The holiday season is rapidly approaching and, honestly, I don’t usually ask for much. This year I think I’m ready to make a bargain with God, family, and friends, however. I will gladly give up receiving any future gifts if the United States will take steps to legally ensure that an election year is, you know, just a year.
Younger voters have been exposed to these interminably long presidential campaign cycles for so long that they probably think it’s always been this way. It hasn’t:
— Andrew Malcolm (@AHMalcolm) November 24, 2019
Using an even more recent example, Ronald Reagan didn’t announce his 1980 run until November of 1979.
The primary season is long enough, with months of sham “debates” leading up to the Iowa caucuses. What makes it even worse, however, are months and months of candidate forums that lead up to the debates. It’s like adding a primary debate season onto the primary debate season.
Back when I was flying around to various political events all of the time, I was sent to New Hampshire in March of 2011 for a 2012 Republican candidates forum.
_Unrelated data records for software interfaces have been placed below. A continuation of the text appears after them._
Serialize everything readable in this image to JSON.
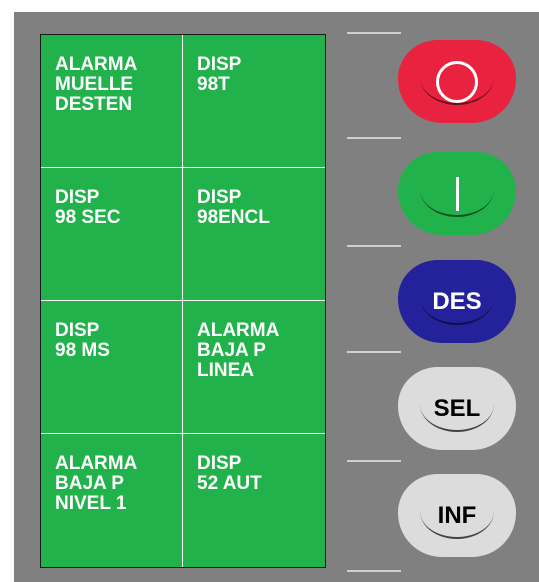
{
  "annunciator": {
    "cells": [
      {
        "lines": [
          "ALARMA",
          "MUELLE",
          "DESTEN"
        ]
      },
      {
        "lines": [
          "DISP",
          "98T",
          ""
        ]
      },
      {
        "lines": [
          "DISP",
          "98 SEC",
          ""
        ]
      },
      {
        "lines": [
          "DISP",
          "98ENCL",
          ""
        ]
      },
      {
        "lines": [
          "DISP",
          "98 MS",
          ""
        ]
      },
      {
        "lines": [
          "ALARMA",
          "BAJA P",
          "LINEA"
        ]
      },
      {
        "lines": [
          "ALARMA",
          "BAJA P",
          "NIVEL 1"
        ]
      },
      {
        "lines": [
          "DISP",
          "52 AUT",
          ""
        ]
      }
    ]
  },
  "buttons": {
    "off": {
      "icon": "power-off-circle-icon",
      "color": "#e8223f"
    },
    "on": {
      "icon": "power-on-bar-icon",
      "color": "#22b24c"
    },
    "des": {
      "label": "DES",
      "color": "#23229a"
    },
    "sel": {
      "label": "SEL",
      "color": "#dcdcdc"
    },
    "inf": {
      "label": "INF",
      "color": "#dcdcdc"
    }
  },
  "colors": {
    "panel": "#808080",
    "annunciator_bg": "#22b24c",
    "cell_text": "#ffffff"
  }
}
On paper, it would seem as if I were the kind of person who would revel in the long process, as I was getting paid to make a lot of appearances at events like that at the time. By the time I attended an actual debate in September of that year, I was so bored with the process that I was almost hoping Canada would invade us before the election just to spice things up.
Stupid Canada, why don’t you ever listen to me?
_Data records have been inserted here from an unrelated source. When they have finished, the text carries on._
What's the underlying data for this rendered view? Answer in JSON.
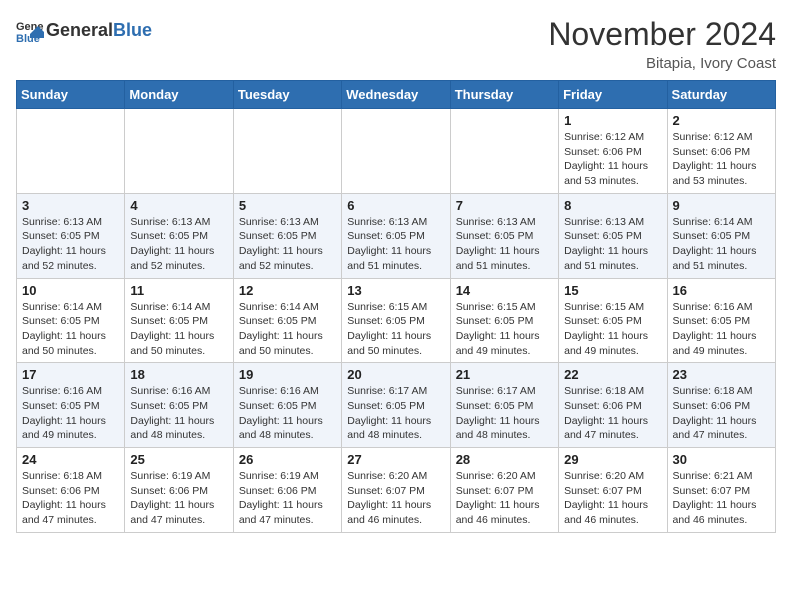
{
  "logo": {
    "general": "General",
    "blue": "Blue"
  },
  "header": {
    "title": "November 2024",
    "subtitle": "Bitapia, Ivory Coast"
  },
  "weekdays": [
    "Sunday",
    "Monday",
    "Tuesday",
    "Wednesday",
    "Thursday",
    "Friday",
    "Saturday"
  ],
  "weeks": [
    [
      {
        "day": "",
        "info": ""
      },
      {
        "day": "",
        "info": ""
      },
      {
        "day": "",
        "info": ""
      },
      {
        "day": "",
        "info": ""
      },
      {
        "day": "",
        "info": ""
      },
      {
        "day": "1",
        "info": "Sunrise: 6:12 AM\nSunset: 6:06 PM\nDaylight: 11 hours\nand 53 minutes."
      },
      {
        "day": "2",
        "info": "Sunrise: 6:12 AM\nSunset: 6:06 PM\nDaylight: 11 hours\nand 53 minutes."
      }
    ],
    [
      {
        "day": "3",
        "info": "Sunrise: 6:13 AM\nSunset: 6:05 PM\nDaylight: 11 hours\nand 52 minutes."
      },
      {
        "day": "4",
        "info": "Sunrise: 6:13 AM\nSunset: 6:05 PM\nDaylight: 11 hours\nand 52 minutes."
      },
      {
        "day": "5",
        "info": "Sunrise: 6:13 AM\nSunset: 6:05 PM\nDaylight: 11 hours\nand 52 minutes."
      },
      {
        "day": "6",
        "info": "Sunrise: 6:13 AM\nSunset: 6:05 PM\nDaylight: 11 hours\nand 51 minutes."
      },
      {
        "day": "7",
        "info": "Sunrise: 6:13 AM\nSunset: 6:05 PM\nDaylight: 11 hours\nand 51 minutes."
      },
      {
        "day": "8",
        "info": "Sunrise: 6:13 AM\nSunset: 6:05 PM\nDaylight: 11 hours\nand 51 minutes."
      },
      {
        "day": "9",
        "info": "Sunrise: 6:14 AM\nSunset: 6:05 PM\nDaylight: 11 hours\nand 51 minutes."
      }
    ],
    [
      {
        "day": "10",
        "info": "Sunrise: 6:14 AM\nSunset: 6:05 PM\nDaylight: 11 hours\nand 50 minutes."
      },
      {
        "day": "11",
        "info": "Sunrise: 6:14 AM\nSunset: 6:05 PM\nDaylight: 11 hours\nand 50 minutes."
      },
      {
        "day": "12",
        "info": "Sunrise: 6:14 AM\nSunset: 6:05 PM\nDaylight: 11 hours\nand 50 minutes."
      },
      {
        "day": "13",
        "info": "Sunrise: 6:15 AM\nSunset: 6:05 PM\nDaylight: 11 hours\nand 50 minutes."
      },
      {
        "day": "14",
        "info": "Sunrise: 6:15 AM\nSunset: 6:05 PM\nDaylight: 11 hours\nand 49 minutes."
      },
      {
        "day": "15",
        "info": "Sunrise: 6:15 AM\nSunset: 6:05 PM\nDaylight: 11 hours\nand 49 minutes."
      },
      {
        "day": "16",
        "info": "Sunrise: 6:16 AM\nSunset: 6:05 PM\nDaylight: 11 hours\nand 49 minutes."
      }
    ],
    [
      {
        "day": "17",
        "info": "Sunrise: 6:16 AM\nSunset: 6:05 PM\nDaylight: 11 hours\nand 49 minutes."
      },
      {
        "day": "18",
        "info": "Sunrise: 6:16 AM\nSunset: 6:05 PM\nDaylight: 11 hours\nand 48 minutes."
      },
      {
        "day": "19",
        "info": "Sunrise: 6:16 AM\nSunset: 6:05 PM\nDaylight: 11 hours\nand 48 minutes."
      },
      {
        "day": "20",
        "info": "Sunrise: 6:17 AM\nSunset: 6:05 PM\nDaylight: 11 hours\nand 48 minutes."
      },
      {
        "day": "21",
        "info": "Sunrise: 6:17 AM\nSunset: 6:05 PM\nDaylight: 11 hours\nand 48 minutes."
      },
      {
        "day": "22",
        "info": "Sunrise: 6:18 AM\nSunset: 6:06 PM\nDaylight: 11 hours\nand 47 minutes."
      },
      {
        "day": "23",
        "info": "Sunrise: 6:18 AM\nSunset: 6:06 PM\nDaylight: 11 hours\nand 47 minutes."
      }
    ],
    [
      {
        "day": "24",
        "info": "Sunrise: 6:18 AM\nSunset: 6:06 PM\nDaylight: 11 hours\nand 47 minutes."
      },
      {
        "day": "25",
        "info": "Sunrise: 6:19 AM\nSunset: 6:06 PM\nDaylight: 11 hours\nand 47 minutes."
      },
      {
        "day": "26",
        "info": "Sunrise: 6:19 AM\nSunset: 6:06 PM\nDaylight: 11 hours\nand 47 minutes."
      },
      {
        "day": "27",
        "info": "Sunrise: 6:20 AM\nSunset: 6:07 PM\nDaylight: 11 hours\nand 46 minutes."
      },
      {
        "day": "28",
        "info": "Sunrise: 6:20 AM\nSunset: 6:07 PM\nDaylight: 11 hours\nand 46 minutes."
      },
      {
        "day": "29",
        "info": "Sunrise: 6:20 AM\nSunset: 6:07 PM\nDaylight: 11 hours\nand 46 minutes."
      },
      {
        "day": "30",
        "info": "Sunrise: 6:21 AM\nSunset: 6:07 PM\nDaylight: 11 hours\nand 46 minutes."
      }
    ]
  ]
}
There is no objective case to be made as to why these things should go on seemingly forever, especially in the social media era. We don’t come to know candidates solely through television forum and debate exposure anymore. Even if TV were our only option, we don’t learn that much. The debates are little more than a series of painfully canned and rehearsed lines that each candidate hopes will turn into a zinger. Andrew Yang has built an entire campaign on one insane economic idea and a few good one-liners.
One case that could be made is that the primary slog doesn’t do anything to improve the oft-discussed American voter apathy problem. Hardcore politicos are already numb at this point in the process. There is a very real possibility that regular voters who actually would like to be a little informed may be getting completely turned off.
This is a bipartisan gripe — I’m not bored because the Democrats are the party that’s out of the White House and going through a long primary; I felt this way in 2008, 2012, and 2016 too.
Could the electorate be more energized by a truncated forum/debate/primary season?
Is there anyone who would be opposed to finding out? OK, maybe some cable news execs, but it’s a safe bet that almost every breathing thing in the Republic would be willing to try some alternatives?
There are any number of ways to tighten up the process, but one obvious suggestion would be to simply not have the debates so spread out. This year so far, the Democrats have been getting together once every four to six weeks. Nobody needs that much time to analyze and absorb what happens in each of these nothingburger contests.
I would prefer something along the lines of weekly debates for just one month, or maybe a month and a half. Shorter prep time for the candidates would eliminate — or greatly diminish — the stiff, rehearsed talking points vibe of the current contests.
That would be an easy change to implement and, again, I will wager that very few people will complain about that.
If I have been reading everyone wrong and there are people who enjoy this mind-numbing nightmare, I will just move to an abandoned, off-the-grid mineshaft in the desert and read by candlelight.
I’m always open to suggestions. What do you fine people think could be done to make the primaries more interesting?
PJ Media Associate Editor Stephen Kruiser is the author of “Don’t Let the Hippies Shower” and “Straight Outta Feelings: Political Zen in the Age of Outrage,” both of which address serious subjects in a humorous way. Monday through Friday he edits PJ Media’s “Morning Briefing.”